More details about the dataset will be provided in the task overview (bias consideration, annotation process, quality experiments, inter-annotator agreement, etc.).


Rodríguez-Sánchez, F., Carrillo-de-Albornoz, J., Plaza, L., Automatic Classification of Sexism in Social Networks: An Empirical Study on Twitter Data. IEEE Access (2020).

Donoso-Vázquez, Trinidad; Rebollo-Catalán, Ángeles. (coordinadoras) (2018). Violencias de género en entornos virtuales. Ediciones Octaedro, S.L.

Manne, K., DOWN GIRL: The logic of misogyny. Oxford University Press (2018)

Miller, S., Language and Sexism. Cambridge University Press (2009)

Chiril, P., Moriceau, V., Benamara, F., He said “who’s gonna take care of your children when you are at ACL?”: Reported Sexist Acts are Not Sexist. In proceedings of the ACL (2020)

Zeerak, W., Dirk, H., Hateful Symbols or Hateful People? Predictive Features for Hate Speech Detection on Twitter. In proceedings of the ACL (2016)

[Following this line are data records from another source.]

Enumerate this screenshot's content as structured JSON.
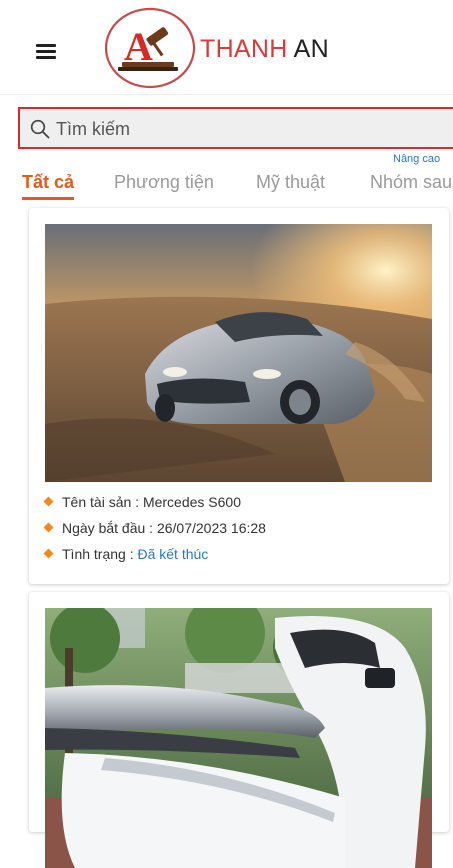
{
  "header": {
    "brand_primary": "THANH",
    "brand_secondary": "AN",
    "menu_icon": "hamburger-icon",
    "logo_icon": "gavel-logo",
    "accent_color": "#e25a1c",
    "brand_red": "#d83b39"
  },
  "search": {
    "placeholder": "Tìm kiếm",
    "value": "",
    "icon": "search-icon",
    "advanced_label": "Nâng cao"
  },
  "tabs": [
    {
      "label": "Tất cả",
      "active": true
    },
    {
      "label": "Phương tiện",
      "active": false
    },
    {
      "label": "Mỹ thuật",
      "active": false
    },
    {
      "label": "Nhóm sau",
      "active": false
    }
  ],
  "cards": [
    {
      "image": "sports-car-photo",
      "name_label": "Tên tài sản :",
      "name_value": "Mercedes S600",
      "date_label": "Ngày bắt đầu :",
      "date_value": "26/07/2023 16:28",
      "status_label": "Tình trạng :",
      "status_value": "Đã kết thúc"
    },
    {
      "image": "scooter-photo"
    }
  ]
}
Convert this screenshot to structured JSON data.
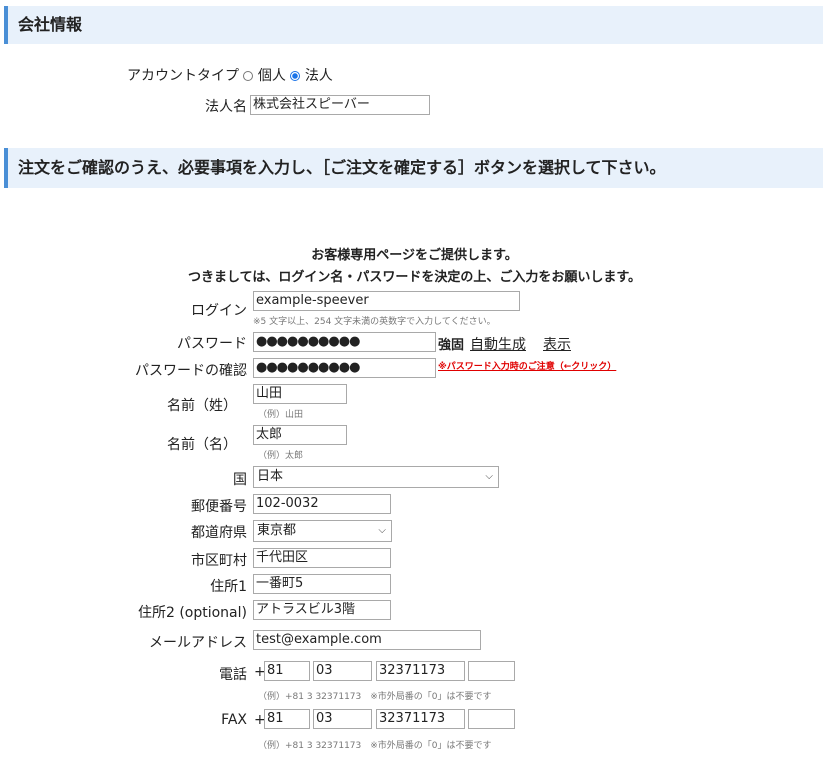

Anzovino, M., Fersini, E., Rosso, P., Automatic Identification and Classification of Misogynistic Language on Twitter, Springer (2018)

Frenda S., Ghanem B., Montes-y-Gómez M., Rosso P., Online Hate Speech against Women: Automatic Identification of Misogyny and Sexism on Twitter. In: Journal of Intelligent & Fuzzy Systems, vol. 36, num. 5, pp. 4743–4752 (2019)

Rodríguez-Sánchez, F., Carrillo-de-Albornoz, J., Plaza, L., Gonzalo, J., Rosso, P., Comet, M., Donoso, T., Overview of EXIST 2021: sEXism Identification in Social neTworks. Procesamiento del Lenguaje Natural, Vol 67, (2021)


We will carry out a “hard evaluation” and a “soft evaluation”.

  • Hard evaluation: the hard evaluation will assume that a single label is provided by the systems for every example in the dataset.
  • Soft evaluation: the soft evaluation is intended to measure the ability of the model to capture disagreements, by considering the distribution of labels in the output as a soft label and comparing it with the distribution of the annotations.

Different metrics for both types of evaluations will be employed in order to facilitate comparison among participants and with previous works.



Damiano Spina

RMIT University

Senior Lecturer


Enrique Amigó


Associate Professor


Jorge Carrillo-de-Albornoz


RMIT University

Associate Professor


Julio Gonzalo


Full Professor


Laura Plaza


RMIT University

Associate Professor


Paolo Rosso

Universitat Politècnica de València

Full Professor


Roser Morante


Researcher in Computational Linguistic



FairTransNLP Project


Spanish Ministry of Science and Innovation


Space for Observation of AI in Spanish

UNED and RED.ES, M.P., ref. C039/21- OT

Spanish Ministry of Economy and Competitiveness


If you have any specific question about the EXIST 2023, we may ask you to let us know through the Google Group EXIST 2023 at CLEF 2023.

For any other question that does not directly concern the shared task, please write to Jorge Carrillo-de-Albornoz.